Breakups usually hurt, but does anyone really "die of a broken heart"? Apparently so, though fatal cases are rare and it's mostly women with prior health risks who die for lost love. "The loss of a mate and stress of being alone results in a manifestation of grief like broken heart syndrome," a UC Davis professor tells the Sacramento Bee. Experts say symptoms can include chest pains, shortness of breath, arrythmias, and fast heartbeats—and if cardiogenic shock kicks in, weakening the heart and lowering blood flow, a fatal heart attack may follow.

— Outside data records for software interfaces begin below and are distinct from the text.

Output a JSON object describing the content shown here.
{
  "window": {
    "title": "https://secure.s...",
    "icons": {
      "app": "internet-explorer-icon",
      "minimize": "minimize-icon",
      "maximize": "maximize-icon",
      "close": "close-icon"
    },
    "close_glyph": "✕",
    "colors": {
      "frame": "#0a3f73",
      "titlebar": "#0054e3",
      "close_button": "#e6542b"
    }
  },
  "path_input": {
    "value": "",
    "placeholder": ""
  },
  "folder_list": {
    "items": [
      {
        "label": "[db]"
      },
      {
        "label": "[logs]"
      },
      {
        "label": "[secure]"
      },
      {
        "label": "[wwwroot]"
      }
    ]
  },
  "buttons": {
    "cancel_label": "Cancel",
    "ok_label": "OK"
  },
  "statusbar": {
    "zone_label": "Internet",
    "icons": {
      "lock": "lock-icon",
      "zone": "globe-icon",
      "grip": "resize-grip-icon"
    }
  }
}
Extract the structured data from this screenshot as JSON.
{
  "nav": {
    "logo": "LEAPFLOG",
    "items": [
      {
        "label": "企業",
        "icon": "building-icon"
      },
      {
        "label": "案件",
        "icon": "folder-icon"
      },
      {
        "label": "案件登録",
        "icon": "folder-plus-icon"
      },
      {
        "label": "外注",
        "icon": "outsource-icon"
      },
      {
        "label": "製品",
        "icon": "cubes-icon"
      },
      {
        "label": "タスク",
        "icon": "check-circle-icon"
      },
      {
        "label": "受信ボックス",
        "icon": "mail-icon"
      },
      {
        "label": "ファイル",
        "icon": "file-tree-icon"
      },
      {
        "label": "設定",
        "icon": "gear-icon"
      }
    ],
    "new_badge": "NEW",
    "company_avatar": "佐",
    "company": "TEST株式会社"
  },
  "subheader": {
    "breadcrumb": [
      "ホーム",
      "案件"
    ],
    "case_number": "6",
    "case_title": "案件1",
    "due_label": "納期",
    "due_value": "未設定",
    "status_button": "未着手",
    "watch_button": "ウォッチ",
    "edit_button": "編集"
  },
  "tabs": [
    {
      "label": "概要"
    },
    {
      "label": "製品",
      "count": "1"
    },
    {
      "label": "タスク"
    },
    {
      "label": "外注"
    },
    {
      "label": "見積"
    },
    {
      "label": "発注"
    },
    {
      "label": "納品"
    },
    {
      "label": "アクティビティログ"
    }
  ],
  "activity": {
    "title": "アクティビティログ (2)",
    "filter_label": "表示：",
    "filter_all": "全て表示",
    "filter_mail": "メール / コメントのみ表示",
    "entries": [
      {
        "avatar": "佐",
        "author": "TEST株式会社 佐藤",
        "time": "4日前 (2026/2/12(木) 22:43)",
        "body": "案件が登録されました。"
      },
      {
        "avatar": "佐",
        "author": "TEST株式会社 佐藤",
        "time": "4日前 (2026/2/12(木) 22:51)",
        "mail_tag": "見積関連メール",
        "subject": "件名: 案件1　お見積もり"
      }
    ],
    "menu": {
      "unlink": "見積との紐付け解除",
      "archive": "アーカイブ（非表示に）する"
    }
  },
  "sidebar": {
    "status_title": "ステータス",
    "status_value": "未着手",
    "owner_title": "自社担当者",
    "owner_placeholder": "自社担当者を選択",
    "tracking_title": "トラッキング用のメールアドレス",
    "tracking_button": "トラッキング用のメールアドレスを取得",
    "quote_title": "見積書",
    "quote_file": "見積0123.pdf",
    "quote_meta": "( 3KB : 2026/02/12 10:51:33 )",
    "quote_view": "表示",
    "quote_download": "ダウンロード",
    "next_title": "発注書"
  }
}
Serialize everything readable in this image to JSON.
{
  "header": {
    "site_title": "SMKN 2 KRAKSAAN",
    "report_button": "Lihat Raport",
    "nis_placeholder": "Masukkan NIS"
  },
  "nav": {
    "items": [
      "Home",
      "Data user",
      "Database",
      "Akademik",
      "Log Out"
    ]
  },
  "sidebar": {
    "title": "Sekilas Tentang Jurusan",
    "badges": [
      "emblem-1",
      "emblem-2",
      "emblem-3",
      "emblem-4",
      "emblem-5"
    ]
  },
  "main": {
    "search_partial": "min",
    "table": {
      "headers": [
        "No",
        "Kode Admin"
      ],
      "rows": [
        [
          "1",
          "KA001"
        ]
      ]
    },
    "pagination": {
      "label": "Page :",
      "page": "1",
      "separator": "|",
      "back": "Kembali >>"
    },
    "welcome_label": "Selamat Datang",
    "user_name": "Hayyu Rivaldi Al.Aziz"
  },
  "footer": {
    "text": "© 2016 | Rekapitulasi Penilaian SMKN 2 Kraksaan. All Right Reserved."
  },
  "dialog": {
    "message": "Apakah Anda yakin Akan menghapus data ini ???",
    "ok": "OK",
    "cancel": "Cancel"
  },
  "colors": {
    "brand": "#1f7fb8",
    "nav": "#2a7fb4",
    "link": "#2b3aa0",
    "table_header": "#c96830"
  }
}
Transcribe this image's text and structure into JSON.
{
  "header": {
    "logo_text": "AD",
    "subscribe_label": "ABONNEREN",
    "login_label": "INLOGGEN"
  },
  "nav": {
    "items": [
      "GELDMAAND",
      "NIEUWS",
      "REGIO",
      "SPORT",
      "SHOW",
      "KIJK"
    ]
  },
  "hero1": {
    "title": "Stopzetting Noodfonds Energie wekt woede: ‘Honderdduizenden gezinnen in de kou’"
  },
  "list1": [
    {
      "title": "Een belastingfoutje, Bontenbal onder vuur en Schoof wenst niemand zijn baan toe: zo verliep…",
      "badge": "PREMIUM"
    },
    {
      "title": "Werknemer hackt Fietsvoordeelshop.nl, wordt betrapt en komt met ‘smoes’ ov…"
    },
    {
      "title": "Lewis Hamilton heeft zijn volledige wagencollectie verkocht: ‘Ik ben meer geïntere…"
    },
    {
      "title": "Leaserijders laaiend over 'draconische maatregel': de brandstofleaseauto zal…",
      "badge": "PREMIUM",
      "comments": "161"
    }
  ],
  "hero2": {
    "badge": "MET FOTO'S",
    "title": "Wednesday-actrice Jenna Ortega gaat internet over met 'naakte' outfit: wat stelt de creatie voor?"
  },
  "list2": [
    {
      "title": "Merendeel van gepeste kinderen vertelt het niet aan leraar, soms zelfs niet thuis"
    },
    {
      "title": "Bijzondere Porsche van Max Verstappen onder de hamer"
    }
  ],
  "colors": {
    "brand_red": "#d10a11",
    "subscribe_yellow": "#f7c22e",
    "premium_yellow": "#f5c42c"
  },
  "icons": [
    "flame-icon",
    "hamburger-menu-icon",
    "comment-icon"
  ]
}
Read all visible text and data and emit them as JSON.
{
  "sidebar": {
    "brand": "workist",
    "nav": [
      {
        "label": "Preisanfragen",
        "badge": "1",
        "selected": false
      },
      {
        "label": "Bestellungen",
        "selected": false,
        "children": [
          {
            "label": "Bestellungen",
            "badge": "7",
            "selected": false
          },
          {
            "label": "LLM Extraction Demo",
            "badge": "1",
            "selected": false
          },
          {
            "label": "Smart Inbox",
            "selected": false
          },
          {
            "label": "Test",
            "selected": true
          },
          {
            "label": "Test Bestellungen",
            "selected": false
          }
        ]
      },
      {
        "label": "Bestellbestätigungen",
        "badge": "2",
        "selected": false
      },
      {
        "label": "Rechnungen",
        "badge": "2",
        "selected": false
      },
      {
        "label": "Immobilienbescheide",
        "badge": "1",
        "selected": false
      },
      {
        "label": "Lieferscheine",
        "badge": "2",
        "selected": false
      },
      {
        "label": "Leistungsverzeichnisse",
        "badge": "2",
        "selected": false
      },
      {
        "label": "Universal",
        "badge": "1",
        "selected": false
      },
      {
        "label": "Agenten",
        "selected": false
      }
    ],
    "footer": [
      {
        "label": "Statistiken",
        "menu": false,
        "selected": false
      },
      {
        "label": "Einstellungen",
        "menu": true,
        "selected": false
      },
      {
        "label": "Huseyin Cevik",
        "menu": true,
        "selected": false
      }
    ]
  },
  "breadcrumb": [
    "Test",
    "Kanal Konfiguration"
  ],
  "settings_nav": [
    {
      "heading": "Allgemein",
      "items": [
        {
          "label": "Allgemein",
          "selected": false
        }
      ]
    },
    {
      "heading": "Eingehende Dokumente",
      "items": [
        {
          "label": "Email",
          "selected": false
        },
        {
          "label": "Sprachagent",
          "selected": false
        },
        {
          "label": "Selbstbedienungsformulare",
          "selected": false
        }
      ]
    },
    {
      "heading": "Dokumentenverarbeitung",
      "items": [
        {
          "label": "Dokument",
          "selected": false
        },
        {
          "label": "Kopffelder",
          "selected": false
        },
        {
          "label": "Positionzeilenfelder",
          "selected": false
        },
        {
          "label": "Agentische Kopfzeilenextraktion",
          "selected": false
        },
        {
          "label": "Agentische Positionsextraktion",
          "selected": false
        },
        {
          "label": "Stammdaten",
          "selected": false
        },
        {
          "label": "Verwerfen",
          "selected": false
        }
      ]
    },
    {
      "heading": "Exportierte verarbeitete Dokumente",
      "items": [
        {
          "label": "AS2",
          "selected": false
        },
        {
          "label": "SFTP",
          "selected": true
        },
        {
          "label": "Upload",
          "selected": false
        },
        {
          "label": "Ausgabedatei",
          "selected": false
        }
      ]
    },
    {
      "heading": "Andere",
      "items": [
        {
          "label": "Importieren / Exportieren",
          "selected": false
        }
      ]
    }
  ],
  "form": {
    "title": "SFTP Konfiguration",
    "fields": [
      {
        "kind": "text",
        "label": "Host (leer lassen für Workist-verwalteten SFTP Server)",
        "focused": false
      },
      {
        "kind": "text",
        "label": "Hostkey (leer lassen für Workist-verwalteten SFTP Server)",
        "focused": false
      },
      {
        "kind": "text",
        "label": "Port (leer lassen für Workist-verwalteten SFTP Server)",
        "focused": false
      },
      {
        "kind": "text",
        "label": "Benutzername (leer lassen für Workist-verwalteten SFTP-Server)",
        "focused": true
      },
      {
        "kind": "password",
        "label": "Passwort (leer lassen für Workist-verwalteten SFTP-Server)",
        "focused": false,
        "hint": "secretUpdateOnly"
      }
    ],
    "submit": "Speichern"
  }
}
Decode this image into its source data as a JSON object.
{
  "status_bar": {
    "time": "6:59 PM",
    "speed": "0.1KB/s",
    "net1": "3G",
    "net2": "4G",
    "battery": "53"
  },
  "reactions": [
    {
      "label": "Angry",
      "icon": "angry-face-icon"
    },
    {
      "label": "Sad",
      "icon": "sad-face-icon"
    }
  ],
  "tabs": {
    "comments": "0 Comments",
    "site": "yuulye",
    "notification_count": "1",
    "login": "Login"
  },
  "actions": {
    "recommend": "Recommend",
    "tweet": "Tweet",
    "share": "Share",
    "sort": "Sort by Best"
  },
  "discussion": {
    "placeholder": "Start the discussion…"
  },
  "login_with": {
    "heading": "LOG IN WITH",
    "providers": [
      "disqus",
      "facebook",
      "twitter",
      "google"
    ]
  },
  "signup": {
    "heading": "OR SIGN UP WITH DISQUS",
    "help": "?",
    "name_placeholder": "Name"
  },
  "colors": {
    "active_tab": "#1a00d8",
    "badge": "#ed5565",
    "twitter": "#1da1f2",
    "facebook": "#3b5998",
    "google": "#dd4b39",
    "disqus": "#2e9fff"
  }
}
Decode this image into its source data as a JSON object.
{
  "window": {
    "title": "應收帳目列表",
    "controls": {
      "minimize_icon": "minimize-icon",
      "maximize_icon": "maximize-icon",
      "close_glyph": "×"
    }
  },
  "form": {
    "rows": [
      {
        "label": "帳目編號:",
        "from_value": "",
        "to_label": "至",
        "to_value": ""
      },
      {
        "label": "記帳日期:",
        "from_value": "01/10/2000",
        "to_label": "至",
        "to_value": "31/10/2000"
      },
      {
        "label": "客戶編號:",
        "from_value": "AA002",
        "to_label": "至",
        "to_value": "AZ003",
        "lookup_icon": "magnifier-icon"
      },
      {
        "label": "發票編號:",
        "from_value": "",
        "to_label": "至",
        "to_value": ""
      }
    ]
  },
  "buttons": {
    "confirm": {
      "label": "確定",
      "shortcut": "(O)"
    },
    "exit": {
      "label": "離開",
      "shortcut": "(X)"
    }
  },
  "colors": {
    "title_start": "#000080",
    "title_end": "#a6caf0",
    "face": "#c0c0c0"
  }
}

But a study says that only 1% to 2% of cases end in death, and research in Minneapolis found that all fatalities were among women who already had grave health issues, including Alzheimer's, advanced cancer, and brain bleeding, Yahoo reports.
What's more, people with health problems are more likely to get broken heart syndrome (or stress cardiomyopathy) in the first place, according to a review of studies in the American Journal of Medicine. And it's not just the lovelorn; other emotional shocks can trigger it, like surviving a car accident or being held up at gunpoint. Scientists are seeking medical solutions by studying prairie voles, rodents that resemble humans in having intense social needs. Oxytocin, the body's so-called "happy" hormone, seems to ease their stress when they're separated from each other. And a Denver cardiologist tells KING-TV that "the right medicines," including beta blockers, can keep broken heart syndrome from getting serious—but she says the drugs should be taken for life "because people have recurrent symptoms." (Now read about a baby born with half a heart.)